was the real driving force behind membership growth, which is around 1,700 today, but eight years ago it was only 65." Suepaul says that Shayam was never afraid to call people and promote IMBA, and was also responsible for getting a lot of lenders involved with the organization.
Amit Anand, a friend and manager of branch operations at the Money Source, a Toronto-based lender, agrees.
"When he spoke, people took notice and listened," he says, adding that as proof, Shayam's recommendations were adopted by IMBA, such as the education qualifications, licensing requirements and ideas for various trade shows and seminars.
"He was highly respected, appearing in a number of publications and even on CTV News where he was interviewed about the mortgage industry," says Anand, adding that he proved to be a great mentor to a number of people in the industry through his willingness to put other's interests ahead of his own.
Fonseca, who is also the Ontario government's Minister of Labour, recalls receiving at least one phone call a week from Shayam on not just IMBA, but as an advocate for the broker industry as a whole.
"He really wanted to bring up the quality of professionalism in the mortgage industry and was even instrumental in getting the Ontario Mortgage Brokers Act passed," says Fonseca, adding that Shayam would often bring him out to IMBA events as well as the many other charities he was involved with.
The generosity Shayam showed with his time to people and organizations came naturally, as he "loved putting his effort into things and trying to make them succeed", says Rajan, who was inspired by his brother's example to become more involved with IMBA in the future.
"Wanting to do these things is one thing - doing them is another," he says of Shayam, who for all intents and purposes, was IMBA secretary right up until the end.
When Shayam started becoming involved with the Terry Fox run, who was affected by the same type of cancer as him, it was fitting he would also start to train for marathons.
"When he was running you could tell he was pushing through so much pain," says Fonseca. "He had a very high pain threshold, as I know all those surgeries he had to go through were physically and emotionally draining."
Shayam was training with Fonseca, an Olympic marathon runner, to do five- and ten-kilometre runs, which is how they met 10 years ago. "He simply came up to me at the gym and asked me for some tips on running, and he was an instantly likable guy," he says.
Shayam would run races in the Toronto area, but had to pull out of one planned for Vegas because of his worsening condition.
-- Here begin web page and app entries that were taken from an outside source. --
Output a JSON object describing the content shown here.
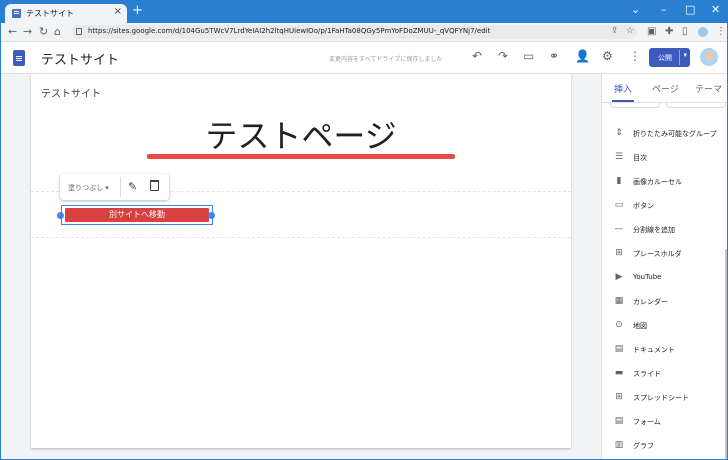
{
  "browser": {
    "tab_title": "テストサイト",
    "url": "https://sites.google.com/d/104Gu5TWcV7LrdYeIAI2h2ltqHUiewIOo/p/1FaHTa08QGy5PmYoFDoZMUU-_qVQFYNj7/edit"
  },
  "app": {
    "site_name": "テストサイト",
    "saved_message": "変更内容をすべてドライブに保存しました",
    "publish_label": "公開"
  },
  "page": {
    "site_label": "テストサイト",
    "heading": "テストページ",
    "toolbar_fill_label": "塗りつぶし",
    "button_label": "別サイトへ移動"
  },
  "colors": {
    "accent": "#3c5bbd",
    "button_fill": "#d94040",
    "underline": "#e84a4a",
    "selection": "#4285f4"
  },
  "panel": {
    "tabs": [
      "挿入",
      "ページ",
      "テーマ"
    ],
    "items": [
      {
        "label": "折りたたみ可能なグループ",
        "icon": "collapsible-group-icon"
      },
      {
        "label": "目次",
        "icon": "table-of-contents-icon"
      },
      {
        "label": "画像カルーセル",
        "icon": "image-carousel-icon"
      },
      {
        "label": "ボタン",
        "icon": "button-icon"
      },
      {
        "label": "分割線を追加",
        "icon": "divider-icon"
      },
      {
        "label": "プレースホルダ",
        "icon": "placeholder-icon"
      },
      {
        "label": "YouTube",
        "icon": "youtube-icon"
      },
      {
        "label": "カレンダー",
        "icon": "calendar-icon"
      },
      {
        "label": "地図",
        "icon": "map-pin-icon"
      },
      {
        "label": "ドキュメント",
        "icon": "docs-icon"
      },
      {
        "label": "スライド",
        "icon": "slides-icon"
      },
      {
        "label": "スプレッドシート",
        "icon": "sheets-icon"
      },
      {
        "label": "フォーム",
        "icon": "forms-icon"
      },
      {
        "label": "グラフ",
        "icon": "chart-icon"
      }
    ]
  }
}
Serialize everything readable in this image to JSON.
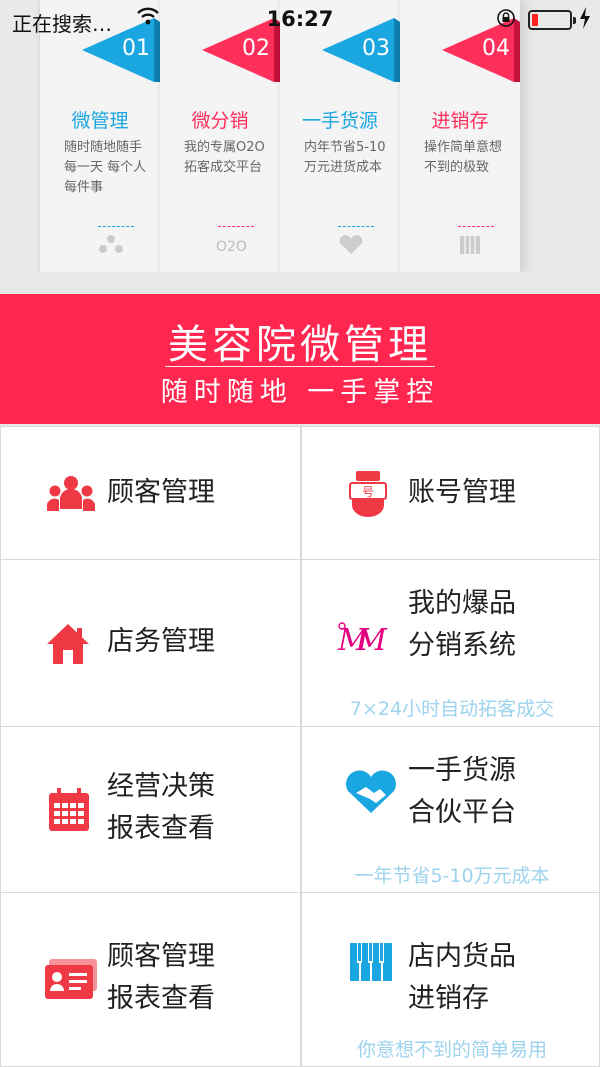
{
  "status_bar": {
    "carrier": "正在搜索…",
    "time": "16:27"
  },
  "banner": {
    "cards": [
      {
        "num": "01",
        "title": "微管理",
        "desc": "随时随地随手 每一天 每个人每件事",
        "icon": "people-network-icon",
        "color": "#1aa6e0"
      },
      {
        "num": "02",
        "title": "微分销",
        "desc": "我的专属O2O 拓客成交平台",
        "icon": "o2o-icon",
        "color": "#ff2f5c"
      },
      {
        "num": "03",
        "title": "一手货源",
        "desc": "内年节省5-10 万元进货成本",
        "icon": "heart-icon",
        "color": "#1aa6e0"
      },
      {
        "num": "04",
        "title": "进销存",
        "desc": "操作简单意想 不到的极致",
        "icon": "piano-icon",
        "color": "#ff2f5c"
      }
    ]
  },
  "header": {
    "title": "美容院微管理",
    "subtitle": "随时随地  一手掌控"
  },
  "menu": {
    "customer_mgmt": {
      "label": "顾客管理",
      "icon": "people-icon"
    },
    "account_mgmt": {
      "label": "账号管理",
      "icon": "account-badge-icon"
    },
    "store_mgmt": {
      "label": "店务管理",
      "icon": "house-icon"
    },
    "distribution": {
      "line1": "我的爆品",
      "line2": "分销系统",
      "sub": "7×24小时自动拓客成交",
      "icon": "mm-logo-icon"
    },
    "business_report": {
      "line1": "经营决策",
      "line2": "报表查看",
      "icon": "calendar-icon"
    },
    "supply": {
      "line1": "一手货源",
      "line2": "合伙平台",
      "sub": "一年节省5-10万元成本",
      "icon": "handshake-heart-icon"
    },
    "customer_report": {
      "line1": "顾客管理",
      "line2": "报表查看",
      "icon": "id-card-icon"
    },
    "inventory": {
      "line1": "店内货品",
      "line2": "进销存",
      "sub": "你意想不到的简单易用",
      "icon": "piano-keys-icon"
    }
  },
  "colors": {
    "accent_red": "#ff2650",
    "icon_red": "#ef3a45",
    "icon_blue": "#1aa6e0",
    "sub_text": "#9ed3ee"
  }
}
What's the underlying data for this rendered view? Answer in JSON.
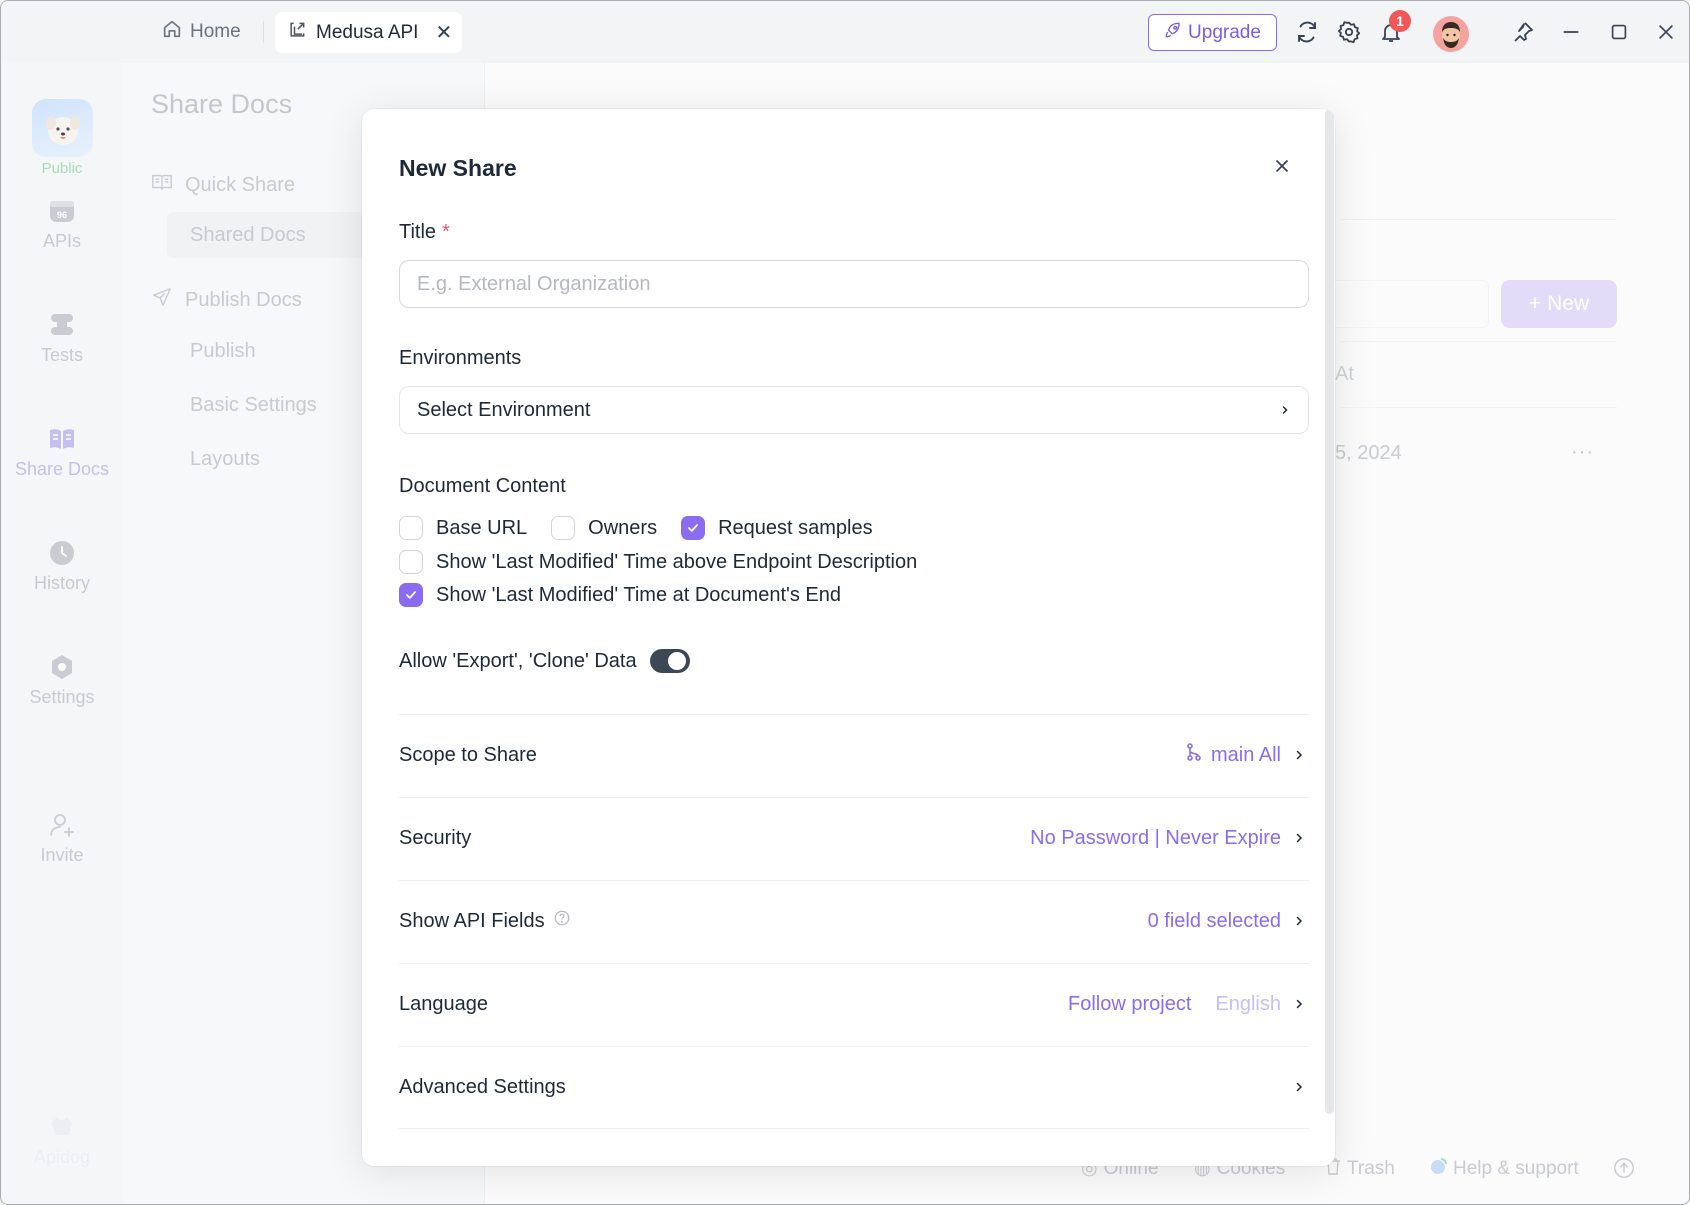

Despite that, everyone around him thought that if anyone could beat cancer, it was Shayam.
The night before he passed away the doctors told Shayam's wife, Anita, that the organs in his body were failing, but that his heart wouldn't slow down. While the doctors were surprised - as this is uncommon - for the people who knew Shayam well and for how much passion he put into his life, it made perfect sense.